Humour doesn't often age well. But some comedy can adapt to changing social mores.
While improv comedy in the classroom might nurture your child’s stage talent, it’s also a highly effective way of teaching literacy. Pictured here, La Ligue d'Improvisation Montréalaise.
In the elementary classroom, improv can nurture a collaborative and creative climate in which even reticent kids want to participate.
Charlie Chaplin as The Tramp.
PA/PA Archive/PA Images
Charlie Chaplin changed the worlds of film and comedy forever. He deserves a lasting tribute and London's Cinema Museum – the UK's only Chaplin museum – must be rescued.
Rachel Brosnahan in The Marvelous Mrs Maisel.
It can be a tough gig as a female comedian.
When does parody spill into insensitive cultural appropriation? While Chris LIlley is probably OK to appropriate the upper North Shore culture of Ja’mie (pictured), he’s on dodgier ground with Jonah from Tonga.
Princess Pictures, Australian Broadcasting Corporation (ABC), Home Box Office (HBO)
In our pursuit of a world that is safely and entirely OK, must humour be cleansed of its original sin of cultural appropriation and insensitivity? It depends whether we are 'laughing up' or 'laughing down'.
Courtesy of HBO
American comedian Larry David has drawn fire for his jokes about the Holocaust. But he draws on a long tradition of Jewish humour.
There's a reason why horror films are becoming more and more absurd.
Emma Cooper created the show “Rape is Real and Everywhere” with fellow comedian Heather Jordan Ross.
Rape jokes are among the most controversial that comedians can tell, but a Concordia professor says laughing at the absurdity of a world that silences survivors is also an act of support and solidarity.
Laurel and Hardy.
Publicity photo of Stan Laurel and Oliver Hardy from the 1930s
Charlie Chaplin was a comedy great but it's Stan Laurel who still gets 'em rolling in the aisles.
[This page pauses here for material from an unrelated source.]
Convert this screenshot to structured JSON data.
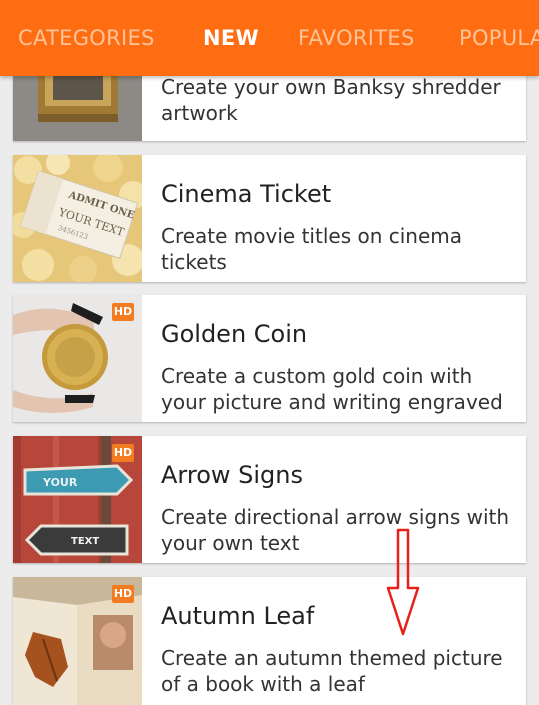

From Obama to street protests, humour is being used to make some very serious points.
George Vasey, The Philosophy of Laughter and Smiling (1875).
Have you heard the one about the Victorian sense of humour?
Sparks fly as families come together for the Christmas dinner in Nakkiah Lui’s Black is the New White.
Nakkiah Lui's Black is the New White takes 17th-century comedy of manners and uses it to probe race and class to great effect.
John (Peter Kay) and Kayleigh (Sian Gibson) in BBC One’s Car Share.
BBC/Goodnight Vienna Productions
As series two comes to a close, here are the ingredients behind a piece of 24-carat comedy gold.
Shiralee Hood performing in 2016: being a left-handed, Indigenous woman, she describes herself as a ‘triple threat’.
Aboriginal stand-up comedy is thriving and no topic, it seems, is off limits. As the Melbourne International Comedy Festival opens, here's the lowdown on Indigenous humour.
A local shop, for local people.
British comedy has always revelled in self-reflexive parody. Now, following Brexit, perhaps the re-nationalisation of British comedy is nigh.
Enough with the charming, naughty funny-guy rants. There are too many in a new anthology of Australian comedy writing – and women display a superior comic imagination.
Why does that one video crack you up?
Laughing image via www.shutterstock.com.
One viral video might leave you in stitches; another leaves you cold. Psychology researchers have worked out several theories of humor to explain why.
Taking physick – or – the news of shooting the King of Sweden!, by James Gillray (died 1815), published 1792.
British society takes monarchy far more seriously than they did two centuries ago. Far too seriously.
His extraordinary talent was most evident as his 'straight guys' became increasingly deranged.